Degree: Ph.D. in Biology
College/School: School of Environment, Arts and Society, College of Arts, Sciences & Education
The world’s amphibians are facing an extinction crisis. Michelle Thompson is on the front lines of their conservation.
Originally from Redondo Beach, Calif., Michelle decided to pursue a career in biology after a field trip to Anza-Borrengo National Park in California. She earned a bachelor’s degree from the University of California, San Diego. After earning a master’s degree, Michelle came to FIU to study amphibian and reptile ecology and conservation alongside Maureen Donnelly in the Herpetology Lab.
Michelle has dedicated her Ph.D. research to examining the effects of habitat change and loss — two of the biggest conservation threats — facing amphibians and reptiles in Costa Rica. Her work reveals the importance of vegetation growing near rivers, streams, lakes and lagoons as places of refuge for these threatened critters in changing landscapes. This can help resource managers pinpoint areas for conservation.
Michelle’s work has been recognized by the American Society of Ichthyologists and Herpetologists, an international society dedicated to the study of fish, reptiles and amphibians. She also earned a Fulbright U.S. Student Award allowing her to do research, live and serve as a cultural ambassador in Costa Rica.
Michelle is graduating with a Ph.D. in biology. She has been working for the Field Museum of Natural History in Chicago assessing conservation and management practices throughout South America. She will also examine the impacts of fungal diseases on amphibians in collaboration with FIU biologist Alessandro Catenazzi.

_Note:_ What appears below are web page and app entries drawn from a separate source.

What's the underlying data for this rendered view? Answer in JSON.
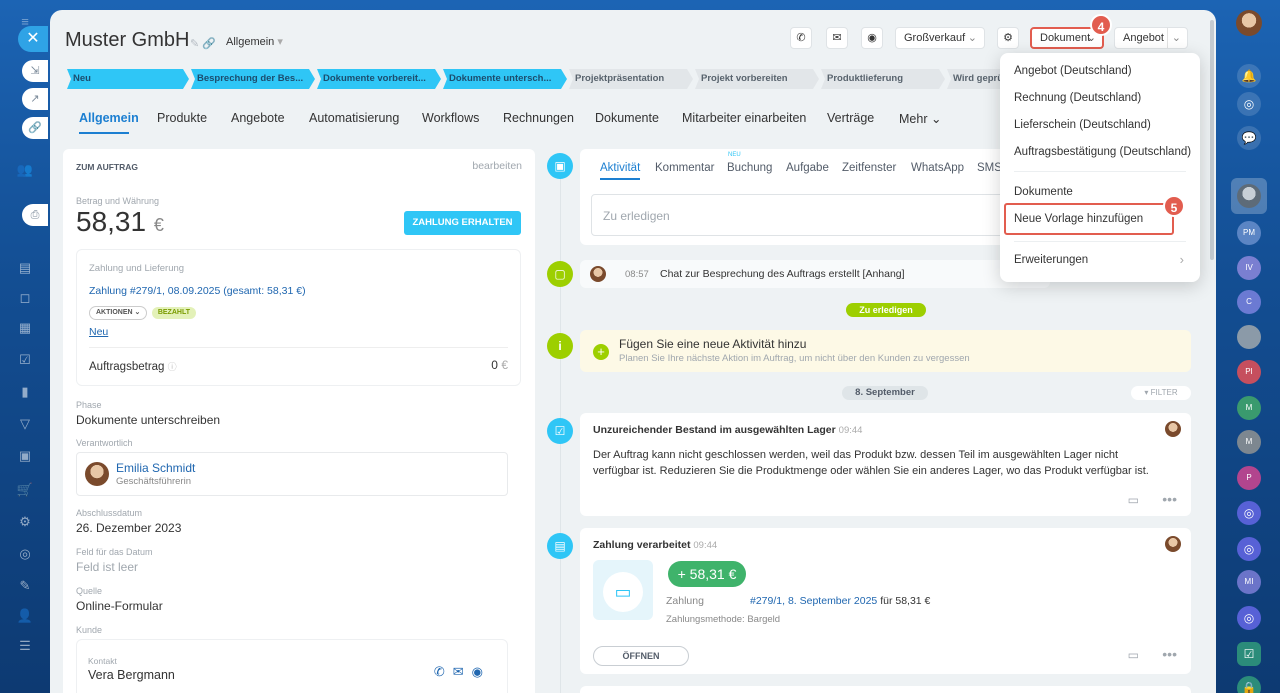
{
  "deal": {
    "title": "Muster GmbH",
    "category": "Allgemein"
  },
  "toolbar": {
    "preset": "Großverkauf",
    "document": "Dokument",
    "offer": "Angebot"
  },
  "badges": {
    "step4": "4",
    "step5": "5"
  },
  "stages": [
    "Neu",
    "Besprechung der Bes...",
    "Dokumente vorbereit...",
    "Dokumente untersch...",
    "Projektpräsentation",
    "Projekt vorbereiten",
    "Produktlieferung",
    "Wird geprüf"
  ],
  "tabs": [
    "Allgemein",
    "Produkte",
    "Angebote",
    "Automatisierung",
    "Workflows",
    "Rechnungen",
    "Dokumente",
    "Mitarbeiter einarbeiten",
    "Verträge",
    "Mehr"
  ],
  "order": {
    "heading": "ZUM AUFTRAG",
    "edit": "bearbeiten",
    "amount_label": "Betrag und Währung",
    "amount": "58,31",
    "currency": "€",
    "pay_button": "ZAHLUNG ERHALTEN",
    "payment_section": "Zahlung und Lieferung",
    "payment_link": "Zahlung #279/1, 08.09.2025 (gesamt: 58,31 €)",
    "actions_pill": "AKTIONEN",
    "paid_pill": "BEZAHLT",
    "new_link": "Neu",
    "total_label": "Auftragsbetrag",
    "total_value": "0",
    "total_currency": "€",
    "phase_label": "Phase",
    "phase": "Dokumente unterschreiben",
    "responsible_label": "Verantwortlich",
    "responsible_name": "Emilia Schmidt",
    "responsible_role": "Geschäftsführerin",
    "close_label": "Abschlussdatum",
    "close_date": "26. Dezember 2023",
    "datefield_label": "Feld für das Datum",
    "datefield_value": "Feld ist leer",
    "source_label": "Quelle",
    "source": "Online-Formular",
    "client_label": "Kunde",
    "contact_label": "Kontakt",
    "contact_name": "Vera Bergmann"
  },
  "timeline": {
    "tabs": [
      "Aktivität",
      "Kommentar",
      "Buchung",
      "Aufgabe",
      "Zeitfenster",
      "WhatsApp",
      "SMS"
    ],
    "new_badge": "NEU",
    "todo_placeholder": "Zu erledigen",
    "chat_time": "08:57",
    "chat_text": "Chat zur Besprechung des Auftrags erstellt [Anhang]",
    "todo_pill": "Zu erledigen",
    "add_title": "Fügen Sie eine neue Aktivität hinzu",
    "add_sub": "Planen Sie Ihre nächste Aktion im Auftrag, um nicht über den Kunden zu vergessen",
    "date_pill": "8. September",
    "filter": "FILTER",
    "stock_title": "Unzureichender Bestand im ausgewählten Lager",
    "stock_time": "09:44",
    "stock_text1": "Der Auftrag kann nicht geschlossen werden, weil das Produkt bzw. dessen Teil im ausgewählten Lager nicht",
    "stock_text2": "verfügbar ist. Reduzieren Sie die Produktmenge oder wählen Sie ein anderes Lager, wo das Produkt verfügbar ist.",
    "pay_title": "Zahlung verarbeitet",
    "pay_time": "09:44",
    "pay_amount": "+ 58,31 €",
    "pay_label": "Zahlung",
    "pay_link": "#279/1, 8. September 2025",
    "pay_for": "für 58,31 €",
    "pay_method": "Zahlungsmethode: Bargeld",
    "open_button": "ÖFFNEN"
  },
  "menu": {
    "items": [
      "Angebot (Deutschland)",
      "Rechnung (Deutschland)",
      "Lieferschein (Deutschland)",
      "Auftragsbestätigung (Deutschland)",
      "Dokumente",
      "Neue Vorlage hinzufügen",
      "Erweiterungen"
    ]
  },
  "rightbar": {
    "avatars": [
      "PM",
      "IV",
      "C",
      "PI",
      "M",
      "M",
      "P",
      "MI"
    ]
  },
  "colors": {
    "accent": "#2fc6f6",
    "link": "#2067b0",
    "highlight": "#e25d4f",
    "success": "#9dcf00"
  }
}
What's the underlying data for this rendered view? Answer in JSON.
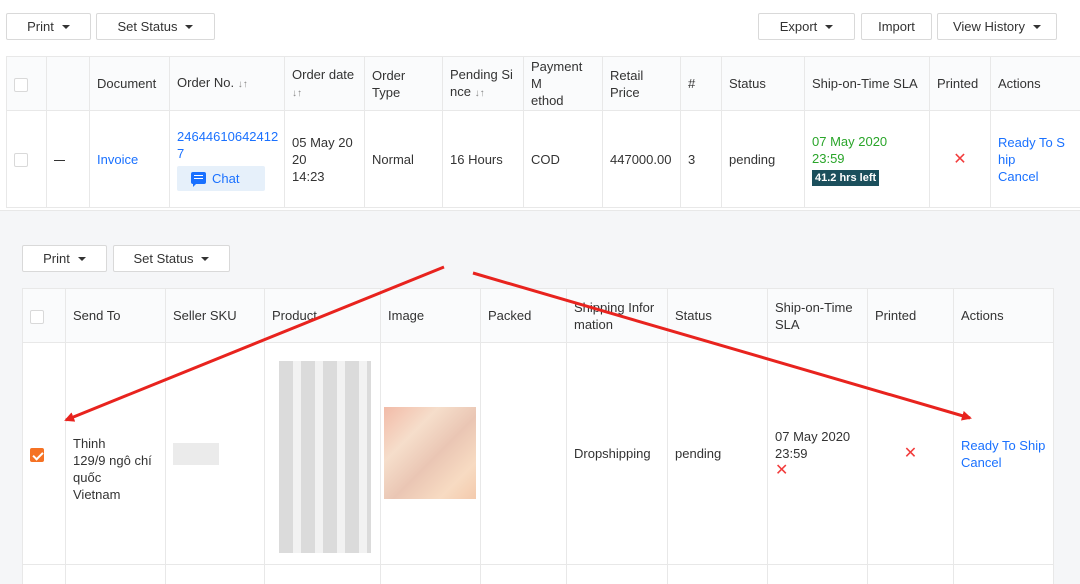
{
  "toolbar": {
    "print_label": "Print",
    "set_status_label": "Set Status",
    "export_label": "Export",
    "import_label": "Import",
    "view_history_label": "View History"
  },
  "orders_table": {
    "headers": {
      "document": "Document",
      "order_no": "Order No.",
      "order_date_1": "Order date",
      "order_type": "Order Type",
      "pending_1": "Pending Si",
      "pending_2": "nce",
      "payment_1": "Payment M",
      "payment_2": "ethod",
      "retail_price": "Retail Price",
      "count": "#",
      "status": "Status",
      "sla": "Ship-on-Time SLA",
      "printed": "Printed",
      "actions": "Actions"
    },
    "row": {
      "document": "Invoice",
      "order_no_1": "24644610642412",
      "order_no_2": "7",
      "chat_label": "Chat",
      "order_date_1": "05 May 20",
      "order_date_2": "20",
      "order_date_3": "14:23",
      "order_type": "Normal",
      "pending": "16 Hours",
      "payment": "COD",
      "retail_price": "447000.00",
      "count": "3",
      "status": "pending",
      "sla_date": "07 May 2020",
      "sla_time": "23:59",
      "sla_left": "41.2 hrs left",
      "printed_mark": "✕",
      "action_ready_1": "Ready To S",
      "action_ready_2": "hip",
      "action_cancel": "Cancel"
    }
  },
  "items_toolbar": {
    "print_label": "Print",
    "set_status_label": "Set Status"
  },
  "items_table": {
    "headers": {
      "send_to": "Send To",
      "seller_sku": "Seller SKU",
      "product": "Product",
      "image": "Image",
      "packed": "Packed",
      "shipping_1": "Shipping Infor",
      "shipping_2": "mation",
      "status": "Status",
      "sla_1": "Ship-on-Time",
      "sla_2": "SLA",
      "printed": "Printed",
      "actions": "Actions"
    },
    "row": {
      "send_to_1": "Thinh",
      "send_to_2": "129/9 ngô chí",
      "send_to_3": "quốc",
      "send_to_4": "Vietnam",
      "shipping": "Dropshipping",
      "status": "pending",
      "sla_date": "07 May 2020",
      "sla_time": "23:59",
      "sla_mark": "✕",
      "printed_mark": "✕",
      "action_ready": "Ready To Ship",
      "action_cancel": "Cancel"
    }
  },
  "colors": {
    "accent_orange": "#f57224",
    "link_blue": "#1a71ff",
    "arrow_red": "#e8231e",
    "sla_green": "#2aa52a",
    "sla_badge_bg": "#1b4f5c"
  },
  "icons": [
    "caret-down-icon",
    "sort-icon",
    "chat-icon",
    "close-icon",
    "checkbox-checked-icon",
    "annotation-arrow-icon"
  ]
}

By Evelyn S. Gonzalez
Account Manager, College of Arts, Sciences & Education